A new form of testing will reinforce the need for teachers to teach the standards, while overcrowding in certain areas could eventually force the school district to consider new schools in the near future.
Lee County Schools Superintendent Dr. Nancy Graham addressed the media on Thursday on a variety of topics, including a new test that will replace the FCAT, with schools not being automatically graded down because parents opt their children out of the test.
"The DOE tells me there will be no such sanctions," Graham said. "I'm not sure if the sanctions will be in effect this year. We hope the test is ready for the spring."
When asked of teachers will find it hard to learn what to teach, Graham said they are expected to teach the standards, and if they do, they students should pass if the test is based on those standards.
Many teachers and parents have complained about the amount of testing students receive, especially those in the lower grade levels. Graham said testing for them will be reduced, but added tests are a necessary evil for assessment purposes.
"Good assessment is ongoing. Children are checked for progress. I understand the frustration because there's a lot of assessment. But I'm confident the teachers and students are doing the best they can," Graham said. "What parents decide to do is what they decide to do, and for me to, worry about that wouldn't change anything."
As for the amount of testing high schoolers get, Graham said with all the ACE, IB and AP classes students take, along with SATs and other college entrance exams, it's a personal choice they make.
"They come with a boatload of assessments required by the program, and students know that's going to happen," Graham said. "As for end of term exams, the state is looking at adjusting that so you only have to take the state exam."
As far as teacher assessments, Graham said all teachers are on a one-year contract, and if they don't stack up to the expectations, the teacher isn't renewed.
"The way the children perform impacts 50 percent of the assessment.
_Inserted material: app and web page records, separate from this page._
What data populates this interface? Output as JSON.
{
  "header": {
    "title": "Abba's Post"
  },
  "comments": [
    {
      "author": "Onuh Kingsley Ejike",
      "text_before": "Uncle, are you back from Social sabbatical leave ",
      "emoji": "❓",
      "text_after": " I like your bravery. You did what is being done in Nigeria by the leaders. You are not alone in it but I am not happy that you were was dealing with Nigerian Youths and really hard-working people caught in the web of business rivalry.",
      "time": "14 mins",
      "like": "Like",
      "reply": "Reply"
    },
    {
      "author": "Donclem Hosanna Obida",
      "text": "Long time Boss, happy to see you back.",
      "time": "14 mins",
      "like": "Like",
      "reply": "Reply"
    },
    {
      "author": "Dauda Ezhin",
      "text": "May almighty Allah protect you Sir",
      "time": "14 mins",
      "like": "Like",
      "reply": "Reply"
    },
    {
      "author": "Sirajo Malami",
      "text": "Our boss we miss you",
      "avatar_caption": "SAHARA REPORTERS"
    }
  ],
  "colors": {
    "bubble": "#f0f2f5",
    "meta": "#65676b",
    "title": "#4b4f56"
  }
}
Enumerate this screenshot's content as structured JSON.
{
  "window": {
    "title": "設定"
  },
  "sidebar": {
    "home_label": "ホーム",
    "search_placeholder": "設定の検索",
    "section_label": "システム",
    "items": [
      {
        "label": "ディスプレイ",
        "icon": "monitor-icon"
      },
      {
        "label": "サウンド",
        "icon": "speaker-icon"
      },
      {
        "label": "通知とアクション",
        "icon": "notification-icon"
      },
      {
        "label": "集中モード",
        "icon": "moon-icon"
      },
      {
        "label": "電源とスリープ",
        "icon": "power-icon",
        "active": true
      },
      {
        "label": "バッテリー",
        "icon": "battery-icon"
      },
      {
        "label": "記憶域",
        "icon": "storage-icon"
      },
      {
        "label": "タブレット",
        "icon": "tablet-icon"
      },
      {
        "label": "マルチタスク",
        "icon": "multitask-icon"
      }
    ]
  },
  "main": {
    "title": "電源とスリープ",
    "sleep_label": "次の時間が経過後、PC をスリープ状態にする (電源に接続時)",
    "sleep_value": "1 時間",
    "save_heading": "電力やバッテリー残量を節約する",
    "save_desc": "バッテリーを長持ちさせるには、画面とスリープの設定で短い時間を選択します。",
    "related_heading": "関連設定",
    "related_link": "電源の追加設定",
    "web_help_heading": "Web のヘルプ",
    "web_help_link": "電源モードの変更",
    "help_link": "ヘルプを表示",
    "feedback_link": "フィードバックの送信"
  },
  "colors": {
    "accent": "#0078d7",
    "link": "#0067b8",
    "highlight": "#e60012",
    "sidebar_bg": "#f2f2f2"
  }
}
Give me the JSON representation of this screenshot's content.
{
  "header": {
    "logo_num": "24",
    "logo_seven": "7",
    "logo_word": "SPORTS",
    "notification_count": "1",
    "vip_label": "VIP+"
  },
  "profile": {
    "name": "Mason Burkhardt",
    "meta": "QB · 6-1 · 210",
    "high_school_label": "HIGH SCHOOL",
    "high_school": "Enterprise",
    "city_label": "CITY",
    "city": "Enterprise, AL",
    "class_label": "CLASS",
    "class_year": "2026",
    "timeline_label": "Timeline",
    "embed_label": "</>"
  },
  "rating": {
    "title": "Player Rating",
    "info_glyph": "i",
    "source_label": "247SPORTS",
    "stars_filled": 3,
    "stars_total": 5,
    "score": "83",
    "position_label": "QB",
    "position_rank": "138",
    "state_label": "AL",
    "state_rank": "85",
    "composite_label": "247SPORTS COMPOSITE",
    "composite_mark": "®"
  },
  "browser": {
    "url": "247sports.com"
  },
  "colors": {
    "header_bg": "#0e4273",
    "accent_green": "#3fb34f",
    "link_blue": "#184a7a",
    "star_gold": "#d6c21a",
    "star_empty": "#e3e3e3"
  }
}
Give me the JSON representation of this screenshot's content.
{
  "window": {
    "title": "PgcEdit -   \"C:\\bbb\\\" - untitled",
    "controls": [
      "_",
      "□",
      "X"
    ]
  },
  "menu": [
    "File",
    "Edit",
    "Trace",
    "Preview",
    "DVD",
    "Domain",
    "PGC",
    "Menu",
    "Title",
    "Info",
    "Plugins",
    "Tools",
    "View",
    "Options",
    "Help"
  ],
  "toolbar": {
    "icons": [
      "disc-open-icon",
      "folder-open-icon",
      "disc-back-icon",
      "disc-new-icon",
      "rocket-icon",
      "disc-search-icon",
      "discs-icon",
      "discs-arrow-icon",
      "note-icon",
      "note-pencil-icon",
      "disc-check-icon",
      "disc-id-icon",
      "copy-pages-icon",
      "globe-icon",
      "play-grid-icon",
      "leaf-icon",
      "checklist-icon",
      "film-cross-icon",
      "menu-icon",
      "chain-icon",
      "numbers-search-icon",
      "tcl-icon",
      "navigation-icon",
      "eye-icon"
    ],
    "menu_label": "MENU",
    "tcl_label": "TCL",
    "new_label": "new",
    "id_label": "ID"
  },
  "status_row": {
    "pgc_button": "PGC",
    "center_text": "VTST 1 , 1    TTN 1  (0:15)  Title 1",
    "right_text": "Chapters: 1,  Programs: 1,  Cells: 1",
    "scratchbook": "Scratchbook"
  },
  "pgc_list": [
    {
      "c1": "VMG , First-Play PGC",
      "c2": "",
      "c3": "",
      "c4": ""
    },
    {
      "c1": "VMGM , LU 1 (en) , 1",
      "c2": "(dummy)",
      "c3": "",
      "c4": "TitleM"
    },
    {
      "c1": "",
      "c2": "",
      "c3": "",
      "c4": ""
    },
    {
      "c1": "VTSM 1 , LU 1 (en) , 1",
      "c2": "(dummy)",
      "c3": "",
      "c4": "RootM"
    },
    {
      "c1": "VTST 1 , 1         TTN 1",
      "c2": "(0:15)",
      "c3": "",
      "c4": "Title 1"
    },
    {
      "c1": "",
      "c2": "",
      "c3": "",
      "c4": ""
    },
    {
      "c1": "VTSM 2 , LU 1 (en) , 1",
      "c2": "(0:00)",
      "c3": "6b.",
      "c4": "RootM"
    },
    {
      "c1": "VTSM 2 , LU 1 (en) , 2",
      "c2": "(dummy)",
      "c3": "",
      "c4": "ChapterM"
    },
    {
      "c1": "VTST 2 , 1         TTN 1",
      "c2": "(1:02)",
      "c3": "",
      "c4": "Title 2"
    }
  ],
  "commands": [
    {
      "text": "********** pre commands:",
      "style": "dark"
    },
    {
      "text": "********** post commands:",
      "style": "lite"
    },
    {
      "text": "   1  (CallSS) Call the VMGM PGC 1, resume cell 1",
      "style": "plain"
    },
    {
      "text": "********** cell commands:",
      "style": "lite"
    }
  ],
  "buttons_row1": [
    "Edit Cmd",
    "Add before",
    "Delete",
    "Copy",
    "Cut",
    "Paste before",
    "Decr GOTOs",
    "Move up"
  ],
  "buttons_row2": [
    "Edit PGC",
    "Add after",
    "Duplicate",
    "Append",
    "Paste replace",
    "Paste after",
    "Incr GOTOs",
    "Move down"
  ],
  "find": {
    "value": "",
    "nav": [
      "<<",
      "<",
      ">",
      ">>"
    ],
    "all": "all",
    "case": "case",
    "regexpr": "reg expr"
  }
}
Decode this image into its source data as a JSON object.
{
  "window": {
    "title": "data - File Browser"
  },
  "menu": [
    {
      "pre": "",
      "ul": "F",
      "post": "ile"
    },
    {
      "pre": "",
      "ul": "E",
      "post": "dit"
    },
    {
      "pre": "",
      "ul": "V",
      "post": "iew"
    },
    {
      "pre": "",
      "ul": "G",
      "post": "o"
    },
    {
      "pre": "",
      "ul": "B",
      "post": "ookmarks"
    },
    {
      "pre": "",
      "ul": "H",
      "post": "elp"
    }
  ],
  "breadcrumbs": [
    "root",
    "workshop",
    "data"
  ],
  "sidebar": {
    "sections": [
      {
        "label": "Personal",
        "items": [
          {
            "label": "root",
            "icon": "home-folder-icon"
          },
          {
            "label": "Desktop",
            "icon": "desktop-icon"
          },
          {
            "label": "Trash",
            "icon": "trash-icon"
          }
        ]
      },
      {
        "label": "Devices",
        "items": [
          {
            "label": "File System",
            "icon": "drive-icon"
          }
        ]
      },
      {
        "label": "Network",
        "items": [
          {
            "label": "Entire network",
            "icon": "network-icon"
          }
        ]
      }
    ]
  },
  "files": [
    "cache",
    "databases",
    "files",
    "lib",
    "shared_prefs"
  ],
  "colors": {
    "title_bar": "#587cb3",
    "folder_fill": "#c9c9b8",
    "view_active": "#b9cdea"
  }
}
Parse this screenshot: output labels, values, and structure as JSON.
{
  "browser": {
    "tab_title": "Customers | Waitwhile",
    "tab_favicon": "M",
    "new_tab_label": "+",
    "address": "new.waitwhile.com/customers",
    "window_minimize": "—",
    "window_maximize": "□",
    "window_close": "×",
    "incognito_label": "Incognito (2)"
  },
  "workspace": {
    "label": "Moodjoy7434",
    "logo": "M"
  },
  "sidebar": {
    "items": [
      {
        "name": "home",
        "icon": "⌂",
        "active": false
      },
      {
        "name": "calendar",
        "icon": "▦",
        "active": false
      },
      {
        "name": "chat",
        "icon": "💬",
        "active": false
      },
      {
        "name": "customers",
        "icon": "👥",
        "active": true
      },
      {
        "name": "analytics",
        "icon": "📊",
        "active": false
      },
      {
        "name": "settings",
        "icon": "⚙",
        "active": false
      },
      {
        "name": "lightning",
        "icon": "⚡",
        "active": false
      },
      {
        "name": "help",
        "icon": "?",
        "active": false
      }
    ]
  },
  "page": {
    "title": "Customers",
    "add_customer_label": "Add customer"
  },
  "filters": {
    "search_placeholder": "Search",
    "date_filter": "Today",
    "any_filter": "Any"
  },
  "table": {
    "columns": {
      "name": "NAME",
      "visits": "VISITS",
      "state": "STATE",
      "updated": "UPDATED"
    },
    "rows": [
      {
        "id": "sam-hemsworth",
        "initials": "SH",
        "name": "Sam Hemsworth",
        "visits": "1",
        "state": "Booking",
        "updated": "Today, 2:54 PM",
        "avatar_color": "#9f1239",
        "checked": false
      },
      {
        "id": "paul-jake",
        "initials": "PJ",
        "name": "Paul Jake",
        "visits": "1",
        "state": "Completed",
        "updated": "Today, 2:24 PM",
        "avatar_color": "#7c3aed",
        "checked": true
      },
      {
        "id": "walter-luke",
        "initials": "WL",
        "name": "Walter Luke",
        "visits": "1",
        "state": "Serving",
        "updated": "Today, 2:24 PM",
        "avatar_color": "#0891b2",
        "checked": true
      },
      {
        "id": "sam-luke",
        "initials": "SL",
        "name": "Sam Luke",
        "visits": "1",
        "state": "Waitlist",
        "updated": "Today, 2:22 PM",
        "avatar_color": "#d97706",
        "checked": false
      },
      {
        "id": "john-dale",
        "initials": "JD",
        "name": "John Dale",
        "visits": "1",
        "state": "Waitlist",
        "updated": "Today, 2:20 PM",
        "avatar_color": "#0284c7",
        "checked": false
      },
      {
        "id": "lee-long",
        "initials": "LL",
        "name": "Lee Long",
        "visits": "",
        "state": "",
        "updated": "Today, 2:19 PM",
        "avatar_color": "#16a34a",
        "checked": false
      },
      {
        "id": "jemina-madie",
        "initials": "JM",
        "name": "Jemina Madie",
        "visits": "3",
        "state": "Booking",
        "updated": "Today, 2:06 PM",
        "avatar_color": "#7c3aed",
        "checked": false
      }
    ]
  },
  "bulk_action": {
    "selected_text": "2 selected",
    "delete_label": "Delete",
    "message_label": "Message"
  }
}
They can be great teachers, but their students test poorly, and they're judged by that, and there's a disconnect," Graham said. "The things our teachers are concerned about is beyond our authority to change."
Regarding class sizes, Graham said the district has committed to meeting class size standards in grades K-2 and do their best everywhere else.
"We have used our own money to fund class sizes according to the law, but we can't do that anymore, so we will use every penny the state provides for class size," Graham said. "We have no intention of loading classes."
With that worry comes the need to build more schools, and with many returned to Southwest Florida following the economic downturn, that should happen sooner than later.
Marc Mora, director of planning, growth and school capacity, said there will be a need for more schools in the east and south zones in the next decade, especially at the high school level.
"We're looking at a need of about seven to 10 new schools in the next eight years," Mora said. "High school is the immediate need, followed by middle school after that."
There are three options for new high schools in East Lee, with two options in the southern areas, Mora said.
Also at the roundtable meeting was Bill Tubb, executive director of financial services, who answered budgetary matters, such as the reduction of $75 million in this year's budget.
Graham said that the capital budget has been a real problem, while operating costs have shown more promise, and with land valuations going up again, there is hope that money will return to that end.
"We built a raise into the budget before we did anything else, so we know what we had left to work with," Graham said. "The reductions came as a tradeoff. If you got a raise, you don't get all the toys they want."
Also discussed were the new "bell times" - and the panic it caused some parents. Graham admitted the district erred in getting the information out too soon.
"We created confusion saying there would be an extra hour because that's what we were told," Graham said. "We tried to inform while still trying to come up with a new plan."
Graham addressed an investigation that Pelican Elementary in Cape Coral was letting students out 15 minutes early, perhaps for years, by saying there's an investigation ongoing and that she was confident students were getting the required amount of class time.